The Bel Air Athletic Club, seeking to add a sports medicine clinic, has won the first major exemption to a building moratorium on the southwest side of Bel Air.
The clinic project and several others havebeen stalled by a moratorium on sewer hookups south and west of MainStreet in Bel Air that will last until a key sewage pumping station is expanded. The expansion is scheduled to be completed in the fall of 1992.
Exemptions to the moratorium can be granted for reconstruction, hardships, emergencies and medical facilities. Jackie Ludwig, a civil engineer in the county Department of Public Works, said, "A medical facility is for the good of the community, so we granted the exemption."
The clinic, which will be run by Baltimore's Union Memorial Hospital, will have a staff trained in treating sports and work-related injuries.
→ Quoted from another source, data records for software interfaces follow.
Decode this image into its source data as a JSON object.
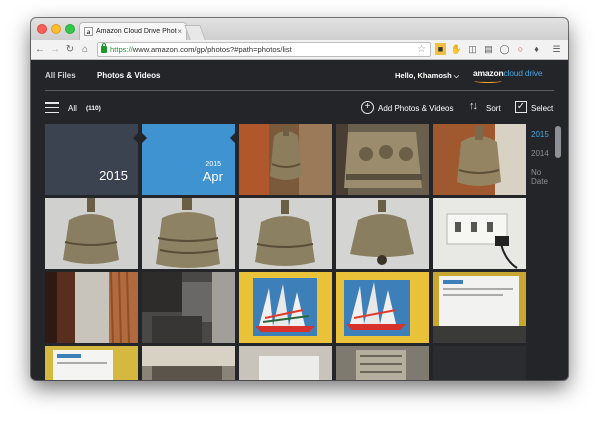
{
  "browser": {
    "tab_title": "Amazon Cloud Drive Photos",
    "tab_close": "×",
    "favicon_letter": "a",
    "url_scheme": "https://",
    "url_rest": "www.amazon.com/gp/photos?#path=photos/list"
  },
  "header": {
    "nav": [
      "All Files",
      "Photos & Videos"
    ],
    "greeting": "Hello, Khamosh",
    "logo_amazon": "amazon",
    "logo_cloud_drive": "cloud drive"
  },
  "actionbar": {
    "filter_label": "All",
    "filter_count": "(110)",
    "add_label": "Add Photos & Videos",
    "sort_label": "Sort",
    "select_label": "Select"
  },
  "grid": {
    "year_tile": "2015",
    "month_tile_year": "2015",
    "month_tile_month": "Apr",
    "photos": [
      {
        "row": 0,
        "col": 2,
        "subject": "brass bell"
      },
      {
        "row": 0,
        "col": 3,
        "subject": "brass bell"
      },
      {
        "row": 0,
        "col": 4,
        "subject": "brass bell"
      },
      {
        "row": 1,
        "col": 0,
        "subject": "brass bell"
      },
      {
        "row": 1,
        "col": 1,
        "subject": "brass bell"
      },
      {
        "row": 1,
        "col": 2,
        "subject": "brass bell"
      },
      {
        "row": 1,
        "col": 3,
        "subject": "brass bell"
      },
      {
        "row": 1,
        "col": 4,
        "subject": "power socket"
      },
      {
        "row": 2,
        "col": 0,
        "subject": "window curtain"
      },
      {
        "row": 2,
        "col": 1,
        "subject": "room"
      },
      {
        "row": 2,
        "col": 2,
        "subject": "sailboat painting"
      },
      {
        "row": 2,
        "col": 3,
        "subject": "sailboat painting"
      },
      {
        "row": 2,
        "col": 4,
        "subject": "laptop screen"
      },
      {
        "row": 3,
        "col": 0,
        "subject": "laptop screen"
      },
      {
        "row": 3,
        "col": 1,
        "subject": "desk"
      },
      {
        "row": 3,
        "col": 2,
        "subject": "desk"
      },
      {
        "row": 3,
        "col": 3,
        "subject": "desk"
      },
      {
        "row": 3,
        "col": 4,
        "subject": "dark"
      }
    ]
  },
  "timeline": [
    "2015",
    "2014",
    "No Date"
  ],
  "colors": {
    "accent": "#4aa3df",
    "header_bg": "#232529",
    "year_tile": "#3c4350",
    "month_tile": "#3e93d0",
    "logo_smile": "#f2a02a"
  },
  "icons": {
    "menu": "hamburger-icon",
    "add": "plus-circle-icon",
    "sort": "sort-arrows-icon",
    "select": "checkbox-icon",
    "user_menu": "chevron-down-icon"
  }
}
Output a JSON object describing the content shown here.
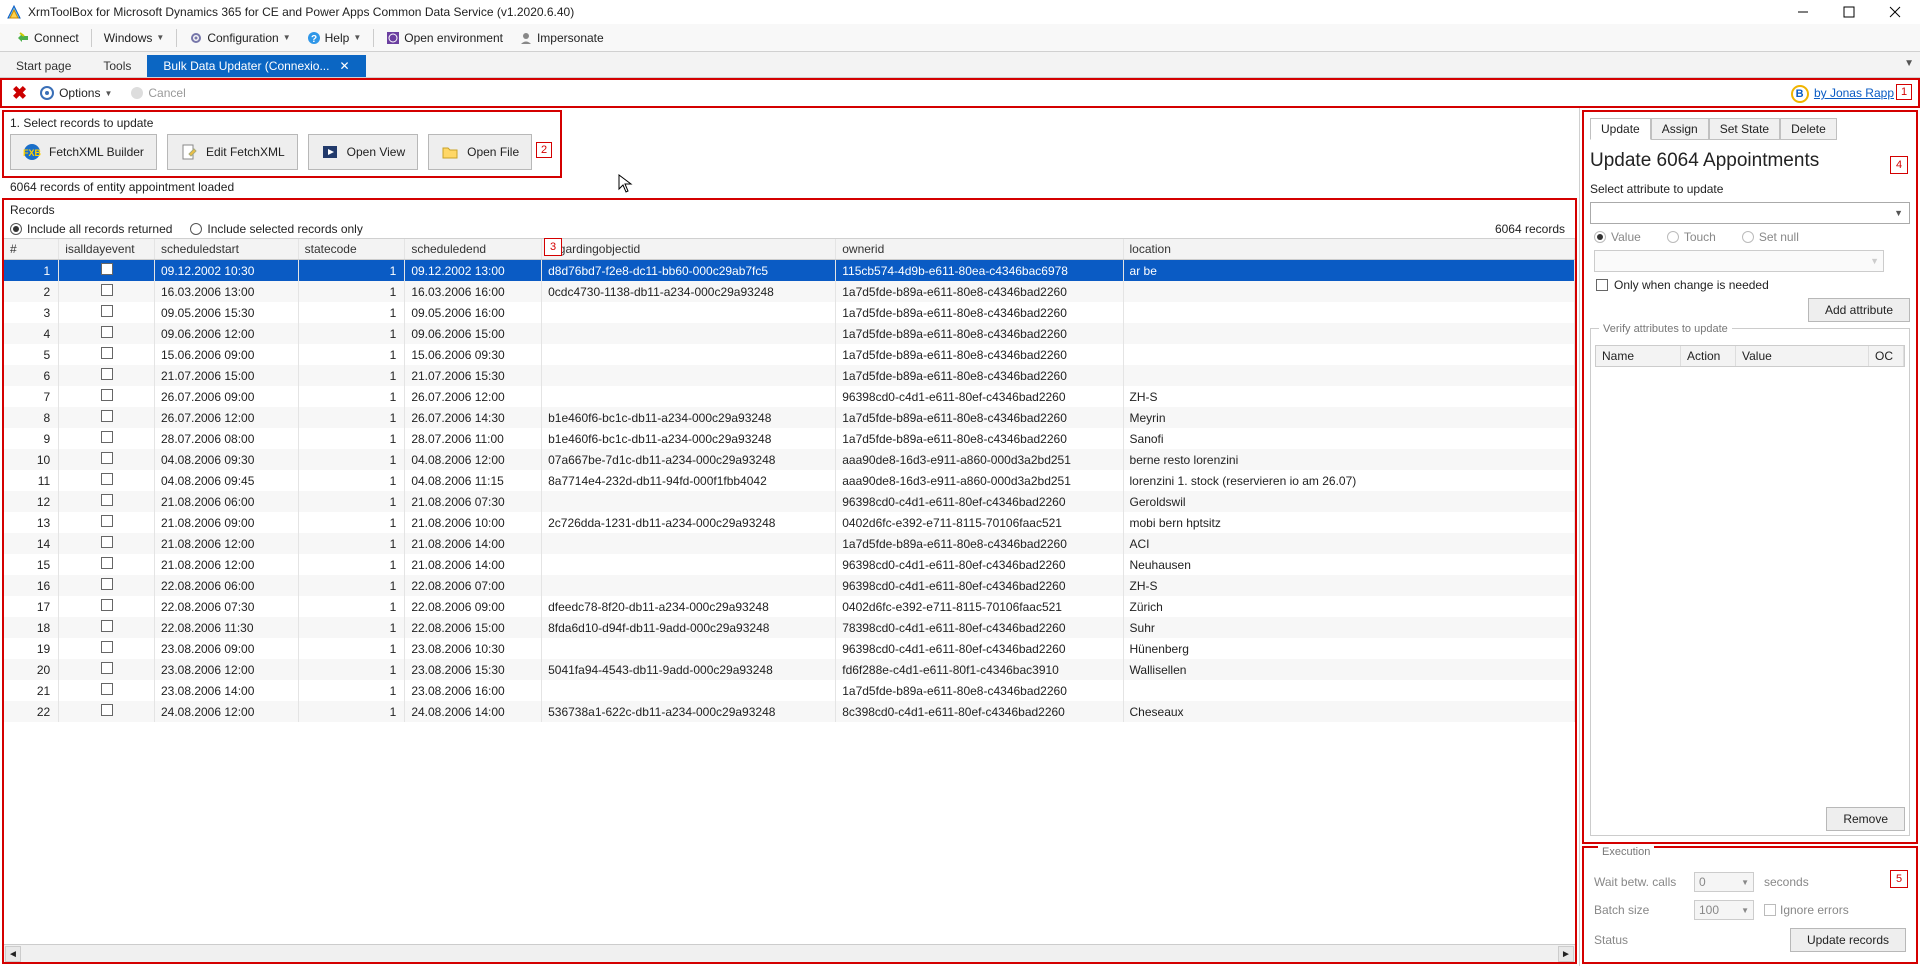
{
  "window": {
    "title": "XrmToolBox for Microsoft Dynamics 365 for CE and Power Apps Common Data Service (v1.2020.6.40)"
  },
  "toolbar": {
    "connect": "Connect",
    "windows": "Windows",
    "configuration": "Configuration",
    "help": "Help",
    "open_env": "Open environment",
    "impersonate": "Impersonate"
  },
  "tabs": {
    "start": "Start page",
    "tools": "Tools",
    "active": "Bulk Data Updater (Connexio..."
  },
  "options_bar": {
    "options": "Options",
    "cancel": "Cancel",
    "callout": "1",
    "by_prefix": "by ",
    "by_name": "Jonas Rapp"
  },
  "step1": {
    "label": "1. Select records to update",
    "fetchxml": "FetchXML Builder",
    "edit": "Edit FetchXML",
    "openview": "Open View",
    "openfile": "Open File",
    "callout": "2"
  },
  "status_line": "6064 records of entity appointment loaded",
  "records": {
    "header": "Records",
    "include_all": "Include all records returned",
    "include_sel": "Include selected records only",
    "count": "6064 records",
    "callout": "3",
    "columns": [
      "#",
      "isalldayevent",
      "scheduledstart",
      "statecode",
      "scheduledend",
      "regardingobjectid",
      "ownerid",
      "location"
    ],
    "rows": [
      {
        "i": "1",
        "ss": "09.12.2002 10:30",
        "sc": "1",
        "se": "09.12.2002 13:00",
        "ro": "d8d76bd7-f2e8-dc11-bb60-000c29ab7fc5",
        "ow": "115cb574-4d9b-e611-80ea-c4346bac6978",
        "loc": "ar be",
        "sel": true
      },
      {
        "i": "2",
        "ss": "16.03.2006 13:00",
        "sc": "1",
        "se": "16.03.2006 16:00",
        "ro": "0cdc4730-1138-db11-a234-000c29a93248",
        "ow": "1a7d5fde-b89a-e611-80e8-c4346bad2260",
        "loc": ""
      },
      {
        "i": "3",
        "ss": "09.05.2006 15:30",
        "sc": "1",
        "se": "09.05.2006 16:00",
        "ro": "",
        "ow": "1a7d5fde-b89a-e611-80e8-c4346bad2260",
        "loc": ""
      },
      {
        "i": "4",
        "ss": "09.06.2006 12:00",
        "sc": "1",
        "se": "09.06.2006 15:00",
        "ro": "",
        "ow": "1a7d5fde-b89a-e611-80e8-c4346bad2260",
        "loc": ""
      },
      {
        "i": "5",
        "ss": "15.06.2006 09:00",
        "sc": "1",
        "se": "15.06.2006 09:30",
        "ro": "",
        "ow": "1a7d5fde-b89a-e611-80e8-c4346bad2260",
        "loc": ""
      },
      {
        "i": "6",
        "ss": "21.07.2006 15:00",
        "sc": "1",
        "se": "21.07.2006 15:30",
        "ro": "",
        "ow": "1a7d5fde-b89a-e611-80e8-c4346bad2260",
        "loc": ""
      },
      {
        "i": "7",
        "ss": "26.07.2006 09:00",
        "sc": "1",
        "se": "26.07.2006 12:00",
        "ro": "",
        "ow": "96398cd0-c4d1-e611-80ef-c4346bad2260",
        "loc": "ZH-S"
      },
      {
        "i": "8",
        "ss": "26.07.2006 12:00",
        "sc": "1",
        "se": "26.07.2006 14:30",
        "ro": "b1e460f6-bc1c-db11-a234-000c29a93248",
        "ow": "1a7d5fde-b89a-e611-80e8-c4346bad2260",
        "loc": "Meyrin"
      },
      {
        "i": "9",
        "ss": "28.07.2006 08:00",
        "sc": "1",
        "se": "28.07.2006 11:00",
        "ro": "b1e460f6-bc1c-db11-a234-000c29a93248",
        "ow": "1a7d5fde-b89a-e611-80e8-c4346bad2260",
        "loc": "Sanofi"
      },
      {
        "i": "10",
        "ss": "04.08.2006 09:30",
        "sc": "1",
        "se": "04.08.2006 12:00",
        "ro": "07a667be-7d1c-db11-a234-000c29a93248",
        "ow": "aaa90de8-16d3-e911-a860-000d3a2bd251",
        "loc": "berne resto lorenzini"
      },
      {
        "i": "11",
        "ss": "04.08.2006 09:45",
        "sc": "1",
        "se": "04.08.2006 11:15",
        "ro": "8a7714e4-232d-db11-94fd-000f1fbb4042",
        "ow": "aaa90de8-16d3-e911-a860-000d3a2bd251",
        "loc": "lorenzini  1. stock (reservieren io am 26.07)"
      },
      {
        "i": "12",
        "ss": "21.08.2006 06:00",
        "sc": "1",
        "se": "21.08.2006 07:30",
        "ro": "",
        "ow": "96398cd0-c4d1-e611-80ef-c4346bad2260",
        "loc": "Geroldswil"
      },
      {
        "i": "13",
        "ss": "21.08.2006 09:00",
        "sc": "1",
        "se": "21.08.2006 10:00",
        "ro": "2c726dda-1231-db11-a234-000c29a93248",
        "ow": "0402d6fc-e392-e711-8115-70106faac521",
        "loc": "mobi bern hptsitz"
      },
      {
        "i": "14",
        "ss": "21.08.2006 12:00",
        "sc": "1",
        "se": "21.08.2006 14:00",
        "ro": "",
        "ow": "1a7d5fde-b89a-e611-80e8-c4346bad2260",
        "loc": "ACI"
      },
      {
        "i": "15",
        "ss": "21.08.2006 12:00",
        "sc": "1",
        "se": "21.08.2006 14:00",
        "ro": "",
        "ow": "96398cd0-c4d1-e611-80ef-c4346bad2260",
        "loc": "Neuhausen"
      },
      {
        "i": "16",
        "ss": "22.08.2006 06:00",
        "sc": "1",
        "se": "22.08.2006 07:00",
        "ro": "",
        "ow": "96398cd0-c4d1-e611-80ef-c4346bad2260",
        "loc": "ZH-S"
      },
      {
        "i": "17",
        "ss": "22.08.2006 07:30",
        "sc": "1",
        "se": "22.08.2006 09:00",
        "ro": "dfeedc78-8f20-db11-a234-000c29a93248",
        "ow": "0402d6fc-e392-e711-8115-70106faac521",
        "loc": "Zürich"
      },
      {
        "i": "18",
        "ss": "22.08.2006 11:30",
        "sc": "1",
        "se": "22.08.2006 15:00",
        "ro": "8fda6d10-d94f-db11-9add-000c29a93248",
        "ow": "78398cd0-c4d1-e611-80ef-c4346bad2260",
        "loc": "Suhr"
      },
      {
        "i": "19",
        "ss": "23.08.2006 09:00",
        "sc": "1",
        "se": "23.08.2006 10:30",
        "ro": "",
        "ow": "96398cd0-c4d1-e611-80ef-c4346bad2260",
        "loc": "Hünenberg"
      },
      {
        "i": "20",
        "ss": "23.08.2006 12:00",
        "sc": "1",
        "se": "23.08.2006 15:30",
        "ro": "5041fa94-4543-db11-9add-000c29a93248",
        "ow": "fd6f288e-c4d1-e611-80f1-c4346bac3910",
        "loc": "Wallisellen"
      },
      {
        "i": "21",
        "ss": "23.08.2006 14:00",
        "sc": "1",
        "se": "23.08.2006 16:00",
        "ro": "",
        "ow": "1a7d5fde-b89a-e611-80e8-c4346bad2260",
        "loc": ""
      },
      {
        "i": "22",
        "ss": "24.08.2006 12:00",
        "sc": "1",
        "se": "24.08.2006 14:00",
        "ro": "536738a1-622c-db11-a234-000c29a93248",
        "ow": "8c398cd0-c4d1-e611-80ef-c4346bad2260",
        "loc": "Cheseaux"
      }
    ]
  },
  "update_panel": {
    "tabs": {
      "update": "Update",
      "assign": "Assign",
      "setstate": "Set State",
      "delete": "Delete"
    },
    "title": "Update 6064 Appointments",
    "callout": "4",
    "select_attr": "Select attribute to update",
    "opt_value": "Value",
    "opt_touch": "Touch",
    "opt_setnull": "Set null",
    "only_change": "Only when change is needed",
    "add_attr": "Add attribute",
    "verify": "Verify attributes to update",
    "th_name": "Name",
    "th_action": "Action",
    "th_value": "Value",
    "th_oc": "OC",
    "remove": "Remove"
  },
  "exec_panel": {
    "title": "Execution",
    "callout": "5",
    "wait": "Wait betw. calls",
    "wait_val": "0",
    "seconds": "seconds",
    "batch": "Batch size",
    "batch_val": "100",
    "ignore": "Ignore errors",
    "status": "Status",
    "update_btn": "Update records"
  }
}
Plans include an X-ray room, a spine center with a physician trained in spinal-related injuries, and a program that will help injured workers retrain for their jobs in a simulated work environment.
Ludwig said the Union Memorial Sports Medicine Clinic is the eighth project to be exempted from the moratorium imposed in March 1990 by county administrators. Exemptions have included one for a man who was putting a second bathroom in his house because his father was moving in and one for Bud's Car Wash to add two new bays with water-saving devices.
The county reviews building permits under an agreement with the town.
The building moratorium was imposed because the Plumtree Run Sewage Pumping Station, which pumps 2 million gallons of sewage daily, was near overload. When the $1 million expansion is completed next year, the station will be able to pump 8 million gallons ofsewage daily.
Earlier this year, state officials stepped in and extended the building moratorium.
Initially, Harford Mall owners BTR Realty and other developers had struck an agreement with the countythat projects in the affected section of Bel Air could proceed up tothe point that a sewer hookup would be needed. The agreement alloweddevelopers to apply for building permits, file plats and even begin construction during the expansion of Plumtree Run.
But administrators in the state Department of the Environment, which under state lawmust review the county water and sewer plan, put a halt to that program.